─── DATA EXCERPTS ───
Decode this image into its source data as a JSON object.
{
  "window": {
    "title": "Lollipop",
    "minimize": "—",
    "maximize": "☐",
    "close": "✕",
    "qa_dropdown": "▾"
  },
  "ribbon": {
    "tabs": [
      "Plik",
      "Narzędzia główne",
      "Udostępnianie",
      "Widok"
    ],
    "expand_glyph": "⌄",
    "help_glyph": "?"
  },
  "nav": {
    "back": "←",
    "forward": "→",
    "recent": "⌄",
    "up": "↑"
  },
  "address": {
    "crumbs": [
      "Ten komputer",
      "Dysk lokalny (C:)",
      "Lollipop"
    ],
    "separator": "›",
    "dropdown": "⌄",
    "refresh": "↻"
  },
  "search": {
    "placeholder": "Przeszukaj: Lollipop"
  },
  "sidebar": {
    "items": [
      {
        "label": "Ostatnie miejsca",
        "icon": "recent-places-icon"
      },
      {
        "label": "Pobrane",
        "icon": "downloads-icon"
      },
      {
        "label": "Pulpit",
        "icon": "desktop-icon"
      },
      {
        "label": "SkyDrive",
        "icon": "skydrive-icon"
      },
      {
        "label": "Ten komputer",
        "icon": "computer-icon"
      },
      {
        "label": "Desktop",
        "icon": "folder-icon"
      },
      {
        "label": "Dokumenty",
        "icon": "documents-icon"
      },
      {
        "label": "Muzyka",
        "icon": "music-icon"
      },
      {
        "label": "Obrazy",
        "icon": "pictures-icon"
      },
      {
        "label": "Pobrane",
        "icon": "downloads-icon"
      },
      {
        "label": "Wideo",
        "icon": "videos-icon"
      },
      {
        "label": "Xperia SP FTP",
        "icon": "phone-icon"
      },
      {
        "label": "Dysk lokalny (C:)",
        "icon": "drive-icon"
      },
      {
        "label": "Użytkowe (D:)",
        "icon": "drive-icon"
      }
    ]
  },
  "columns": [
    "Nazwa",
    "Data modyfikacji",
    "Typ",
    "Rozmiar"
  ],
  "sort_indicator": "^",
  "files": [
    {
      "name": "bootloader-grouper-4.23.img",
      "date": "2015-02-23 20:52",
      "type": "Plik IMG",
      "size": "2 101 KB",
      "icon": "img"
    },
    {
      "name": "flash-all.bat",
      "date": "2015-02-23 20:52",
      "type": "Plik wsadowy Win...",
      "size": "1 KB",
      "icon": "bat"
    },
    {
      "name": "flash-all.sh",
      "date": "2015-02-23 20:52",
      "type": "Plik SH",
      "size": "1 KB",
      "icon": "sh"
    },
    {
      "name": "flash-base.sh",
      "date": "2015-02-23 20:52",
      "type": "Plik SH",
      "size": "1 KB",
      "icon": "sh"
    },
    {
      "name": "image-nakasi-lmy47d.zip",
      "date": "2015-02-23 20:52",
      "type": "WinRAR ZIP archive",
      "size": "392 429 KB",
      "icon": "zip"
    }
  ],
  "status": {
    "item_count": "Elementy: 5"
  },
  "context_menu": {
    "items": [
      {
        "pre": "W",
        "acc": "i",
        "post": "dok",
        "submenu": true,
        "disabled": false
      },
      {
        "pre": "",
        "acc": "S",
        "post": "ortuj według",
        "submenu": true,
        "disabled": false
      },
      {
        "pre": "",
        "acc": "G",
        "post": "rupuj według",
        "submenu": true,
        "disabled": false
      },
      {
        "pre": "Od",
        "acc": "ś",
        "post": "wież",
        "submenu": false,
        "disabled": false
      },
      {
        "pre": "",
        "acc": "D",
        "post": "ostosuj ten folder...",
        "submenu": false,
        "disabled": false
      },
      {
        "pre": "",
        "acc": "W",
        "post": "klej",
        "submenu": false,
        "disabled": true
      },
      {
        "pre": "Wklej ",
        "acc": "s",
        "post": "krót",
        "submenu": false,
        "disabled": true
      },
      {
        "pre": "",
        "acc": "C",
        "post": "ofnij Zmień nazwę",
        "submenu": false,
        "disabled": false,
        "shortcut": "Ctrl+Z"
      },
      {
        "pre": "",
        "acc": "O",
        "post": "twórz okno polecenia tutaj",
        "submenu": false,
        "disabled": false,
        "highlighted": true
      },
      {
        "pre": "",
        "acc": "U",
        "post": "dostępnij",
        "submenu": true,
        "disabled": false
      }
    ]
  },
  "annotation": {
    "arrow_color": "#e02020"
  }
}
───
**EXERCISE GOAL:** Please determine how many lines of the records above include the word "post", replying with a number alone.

**YOUR SOLUTION:** 10